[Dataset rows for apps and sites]
**********

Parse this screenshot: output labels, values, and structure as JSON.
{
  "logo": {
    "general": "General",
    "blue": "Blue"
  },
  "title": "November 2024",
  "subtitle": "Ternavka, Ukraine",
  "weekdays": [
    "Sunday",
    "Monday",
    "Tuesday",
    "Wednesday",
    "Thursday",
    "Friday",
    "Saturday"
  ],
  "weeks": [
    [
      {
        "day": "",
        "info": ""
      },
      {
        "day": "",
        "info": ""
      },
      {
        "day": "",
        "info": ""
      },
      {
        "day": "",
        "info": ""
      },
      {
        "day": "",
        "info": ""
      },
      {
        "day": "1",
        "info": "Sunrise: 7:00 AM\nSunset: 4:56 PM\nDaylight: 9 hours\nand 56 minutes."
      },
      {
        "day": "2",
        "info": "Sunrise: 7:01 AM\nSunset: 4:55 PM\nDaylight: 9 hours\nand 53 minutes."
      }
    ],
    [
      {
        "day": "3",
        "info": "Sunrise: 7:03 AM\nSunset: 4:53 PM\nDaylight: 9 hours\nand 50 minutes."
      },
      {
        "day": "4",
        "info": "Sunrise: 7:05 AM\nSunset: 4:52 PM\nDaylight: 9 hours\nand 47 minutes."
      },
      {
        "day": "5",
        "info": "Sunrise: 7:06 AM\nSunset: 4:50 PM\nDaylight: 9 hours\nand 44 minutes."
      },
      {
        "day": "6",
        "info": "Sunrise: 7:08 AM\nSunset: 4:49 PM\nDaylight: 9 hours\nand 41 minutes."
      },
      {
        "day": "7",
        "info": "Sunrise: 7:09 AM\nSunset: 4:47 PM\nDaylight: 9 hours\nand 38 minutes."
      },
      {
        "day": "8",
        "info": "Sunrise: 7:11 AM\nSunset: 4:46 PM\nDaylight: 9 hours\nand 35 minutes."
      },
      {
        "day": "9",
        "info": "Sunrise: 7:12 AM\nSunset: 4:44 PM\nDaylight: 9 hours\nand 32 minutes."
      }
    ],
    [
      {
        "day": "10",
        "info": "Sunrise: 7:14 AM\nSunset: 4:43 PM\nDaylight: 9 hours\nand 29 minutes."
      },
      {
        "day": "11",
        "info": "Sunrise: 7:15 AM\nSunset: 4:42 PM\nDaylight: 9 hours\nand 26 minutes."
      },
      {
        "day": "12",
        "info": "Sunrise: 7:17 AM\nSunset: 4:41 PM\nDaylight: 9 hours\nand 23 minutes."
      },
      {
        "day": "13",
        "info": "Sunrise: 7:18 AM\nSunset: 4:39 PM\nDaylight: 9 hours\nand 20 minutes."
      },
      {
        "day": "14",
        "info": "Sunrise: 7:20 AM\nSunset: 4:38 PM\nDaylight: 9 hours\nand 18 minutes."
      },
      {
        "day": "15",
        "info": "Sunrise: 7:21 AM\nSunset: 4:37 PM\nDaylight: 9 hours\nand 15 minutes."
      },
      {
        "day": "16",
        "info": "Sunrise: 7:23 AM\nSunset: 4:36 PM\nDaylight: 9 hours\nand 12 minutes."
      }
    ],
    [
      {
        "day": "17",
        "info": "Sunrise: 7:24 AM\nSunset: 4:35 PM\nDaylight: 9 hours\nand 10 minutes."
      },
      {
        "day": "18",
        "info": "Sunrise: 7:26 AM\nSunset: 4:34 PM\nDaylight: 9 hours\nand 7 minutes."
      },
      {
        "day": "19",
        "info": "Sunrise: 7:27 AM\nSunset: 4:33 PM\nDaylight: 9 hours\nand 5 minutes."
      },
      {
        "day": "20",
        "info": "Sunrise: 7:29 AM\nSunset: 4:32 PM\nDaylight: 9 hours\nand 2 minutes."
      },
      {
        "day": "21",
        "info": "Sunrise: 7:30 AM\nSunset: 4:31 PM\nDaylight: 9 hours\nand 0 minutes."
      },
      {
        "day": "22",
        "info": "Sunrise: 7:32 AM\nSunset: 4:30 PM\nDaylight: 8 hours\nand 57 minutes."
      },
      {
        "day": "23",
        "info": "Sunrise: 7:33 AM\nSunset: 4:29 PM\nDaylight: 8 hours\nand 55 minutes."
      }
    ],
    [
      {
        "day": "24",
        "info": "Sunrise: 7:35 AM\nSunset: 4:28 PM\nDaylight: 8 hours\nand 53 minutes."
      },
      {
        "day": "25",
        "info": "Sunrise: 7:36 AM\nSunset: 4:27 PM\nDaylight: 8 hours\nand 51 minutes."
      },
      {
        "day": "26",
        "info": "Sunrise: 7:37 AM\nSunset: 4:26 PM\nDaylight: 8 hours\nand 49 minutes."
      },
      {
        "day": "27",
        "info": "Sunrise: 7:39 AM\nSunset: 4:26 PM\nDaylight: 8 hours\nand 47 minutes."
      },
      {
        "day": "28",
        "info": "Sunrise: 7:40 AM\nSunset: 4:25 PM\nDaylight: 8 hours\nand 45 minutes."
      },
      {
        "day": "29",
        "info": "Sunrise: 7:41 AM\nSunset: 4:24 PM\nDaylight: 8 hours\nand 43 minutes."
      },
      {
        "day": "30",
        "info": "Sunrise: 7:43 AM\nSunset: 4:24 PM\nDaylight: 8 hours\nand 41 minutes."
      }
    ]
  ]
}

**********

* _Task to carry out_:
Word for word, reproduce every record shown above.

* _Response_:
Parse this screenshot: output labels, values, and structure as JSON.
{
  "logo": {
    "general": "General",
    "blue": "Blue"
  },
  "title": "November 2024",
  "subtitle": "Ternavka, Ukraine",
  "weekdays": [
    "Sunday",
    "Monday",
    "Tuesday",
    "Wednesday",
    "Thursday",
    "Friday",
    "Saturday"
  ],
  "weeks": [
    [
      {
        "day": "",
        "info": ""
      },
      {
        "day": "",
        "info": ""
      },
      {
        "day": "",
        "info": ""
      },
      {
        "day": "",
        "info": ""
      },
      {
        "day": "",
        "info": ""
      },
      {
        "day": "1",
        "info": "Sunrise: 7:00 AM\nSunset: 4:56 PM\nDaylight: 9 hours\nand 56 minutes."
      },
      {
        "day": "2",
        "info": "Sunrise: 7:01 AM\nSunset: 4:55 PM\nDaylight: 9 hours\nand 53 minutes."
      }
    ],
    [
      {
        "day": "3",
        "info": "Sunrise: 7:03 AM\nSunset: 4:53 PM\nDaylight: 9 hours\nand 50 minutes."
      },
      {
        "day": "4",
        "info": "Sunrise: 7:05 AM\nSunset: 4:52 PM\nDaylight: 9 hours\nand 47 minutes."
      },
      {
        "day": "5",
        "info": "Sunrise: 7:06 AM\nSunset: 4:50 PM\nDaylight: 9 hours\nand 44 minutes."
      },
      {
        "day": "6",
        "info": "Sunrise: 7:08 AM\nSunset: 4:49 PM\nDaylight: 9 hours\nand 41 minutes."
      },
      {
        "day": "7",
        "info": "Sunrise: 7:09 AM\nSunset: 4:47 PM\nDaylight: 9 hours\nand 38 minutes."
      },
      {
        "day": "8",
        "info": "Sunrise: 7:11 AM\nSunset: 4:46 PM\nDaylight: 9 hours\nand 35 minutes."
      },
      {
        "day": "9",
        "info": "Sunrise: 7:12 AM\nSunset: 4:44 PM\nDaylight: 9 hours\nand 32 minutes."
      }
    ],
    [
      {
        "day": "10",
        "info": "Sunrise: 7:14 AM\nSunset: 4:43 PM\nDaylight: 9 hours\nand 29 minutes."
      },
      {
        "day": "11",
        "info": "Sunrise: 7:15 AM\nSunset: 4:42 PM\nDaylight: 9 hours\nand 26 minutes."
      },
      {
        "day": "12",
        "info": "Sunrise: 7:17 AM\nSunset: 4:41 PM\nDaylight: 9 hours\nand 23 minutes."
      },
      {
        "day": "13",
        "info": "Sunrise: 7:18 AM\nSunset: 4:39 PM\nDaylight: 9 hours\nand 20 minutes."
      },
      {
        "day": "14",
        "info": "Sunrise: 7:20 AM\nSunset: 4:38 PM\nDaylight: 9 hours\nand 18 minutes."
      },
      {
        "day": "15",
        "info": "Sunrise: 7:21 AM\nSunset: 4:37 PM\nDaylight: 9 hours\nand 15 minutes."
      },
      {
        "day": "16",
        "info": "Sunrise: 7:23 AM\nSunset: 4:36 PM\nDaylight: 9 hours\nand 12 minutes."
      }
    ],
    [
      {
        "day": "17",
        "info": "Sunrise: 7:24 AM\nSunset: 4:35 PM\nDaylight: 9 hours\nand 10 minutes."
      },
      {
        "day": "18",
        "info": "Sunrise: 7:26 AM\nSunset: 4:34 PM\nDaylight: 9 hours\nand 7 minutes."
      },
      {
        "day": "19",
        "info": "Sunrise: 7:27 AM\nSunset: 4:33 PM\nDaylight: 9 hours\nand 5 minutes."
      },
      {
        "day": "20",
        "info": "Sunrise: 7:29 AM\nSunset: 4:32 PM\nDaylight: 9 hours\nand 2 minutes."
      },
      {
        "day": "21",
        "info": "Sunrise: 7:30 AM\nSunset: 4:31 PM\nDaylight: 9 hours\nand 0 minutes."
      },
      {
        "day": "22",
        "info": "Sunrise: 7:32 AM\nSunset: 4:30 PM\nDaylight: 8 hours\nand 57 minutes."
      },
      {
        "day": "23",
        "info": "Sunrise: 7:33 AM\nSunset: 4:29 PM\nDaylight: 8 hours\nand 55 minutes."
      }
    ],
    [
      {
        "day": "24",
        "info": "Sunrise: 7:35 AM\nSunset: 4:28 PM\nDaylight: 8 hours\nand 53 minutes."
      },
      {
        "day": "25",
        "info": "Sunrise: 7:36 AM\nSunset: 4:27 PM\nDaylight: 8 hours\nand 51 minutes."
      },
      {
        "day": "26",
        "info": "Sunrise: 7:37 AM\nSunset: 4:26 PM\nDaylight: 8 hours\nand 49 minutes."
      },
      {
        "day": "27",
        "info": "Sunrise: 7:39 AM\nSunset: 4:26 PM\nDaylight: 8 hours\nand 47 minutes."
      },
      {
        "day": "28",
        "info": "Sunrise: 7:40 AM\nSunset: 4:25 PM\nDaylight: 8 hours\nand 45 minutes."
      },
      {
        "day": "29",
        "info": "Sunrise: 7:41 AM\nSunset: 4:24 PM\nDaylight: 8 hours\nand 43 minutes."
      },
      {
        "day": "30",
        "info": "Sunrise: 7:43 AM\nSunset: 4:24 PM\nDaylight: 8 hours\nand 41 minutes."
      }
    ]
  ]
}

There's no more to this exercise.